As a complement to my map of village densities in 11th century England, I have been working on a map of village densities in the Old Northwest territory (which Ohio were I live happens to be part of) during the 18th century. I have nice map of village locations in 1759 courtesy of the Atlas of Great Lake Indian History, Helen Hornbeck Tanner ed. University of Oklahoma press 1987. However, I have run into to issues. First, the Old Northwest territory is too big to map comfortably with five mile hexes. Second, after over 200 years of warfare and smallpox, village densities are measured in hexes per village rather than villages per hex. As such I had set this project aside for a bit.
My recent posts on the Aztecs have let me back to thinking about Native Americans once again.
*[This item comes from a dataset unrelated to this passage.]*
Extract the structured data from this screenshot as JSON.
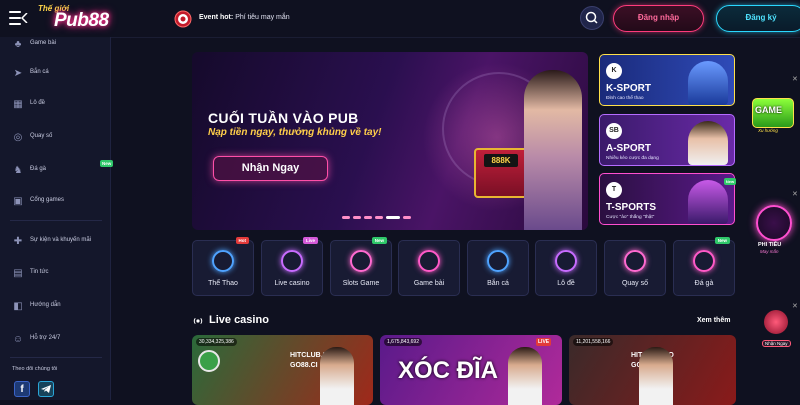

While researching Aztec farming techniques at the library, I peaked over at the Native North American section right next door and obtained The Miami Indians of Indiana, Stewart Rafert, Indiana Historical Society. The Miami, a small tribe, feature prominently in Atlas of Great Lake Indian History for their control of the portage (now Fort Wayne, IN) between Lake Erie and the Wabash River (a substantial short cut to the Mississippi River if you are traveling by Canoe). Since Miami Indians of Indiana was an easy read and allowed me to procrastinate further on the turgid but important sounding Cultivated Landscapes of Middle America on the Eve of Conquest I read it cover to cover. One of the most fascinating parts of it is the tribe continuing to live its lifestyle of the men hunting and fishing, and the women growing a little corn and a little squash on a mere 10 square mile reservation IN INDIANA from 1847-1872 (a population of roughly 148-250 people over the time period). I am a bit surprised since 10 square miles (6,400 acres) is only a little bigger than one our modern factory farm which will have 10 people living on it if the farmer has a big family (not sure how many people it feeds I'll have to look that up). The legal manoeuvrings which allow them to stay in Indiana while the rest of the Native Americans forced west at gun point are also quite interesting (a lot of it has to do with the local non-native American tavern owners and lawyers liking the tap into the yearly U.S. Government hard currency (silver dollars) payment the tribe collected as a treaty settlement. It unfortunately also lead to only the Miami who moved to Oklahoma being recognised as a "tribe" by the U.S. Government. In 1873 the reservation was broken up into 63 farms and divided amongst the residents. Many Miami being brave soles prompt tried their hand more conventional farming. Unfortunately this involved borrowing the $1,000 from the bank to equip a conventional farm and selling the farm to the bank when the inevitable "bad year" hit and bank could not be paid. The 1994 U.S Government wrangling that the guy who ruled in 1895 that Indiana Miami were no longer a tribe was wrong, but since it had been too long (mostly because the Bureau of Indian Affairs ruled in the several lawsuits since the ruling that because the Miami were not a tribe no lawsuit could be brought) is also a prime example of why people of my generation have a great distrust of government (also known as "the Man). There is an interesting corollary between the treatment of Native Americans and the "screw job" conducted by the enclosure of 16th century England, as well as the Oklahoma farmers during the dust bowl, but this post is long enough already.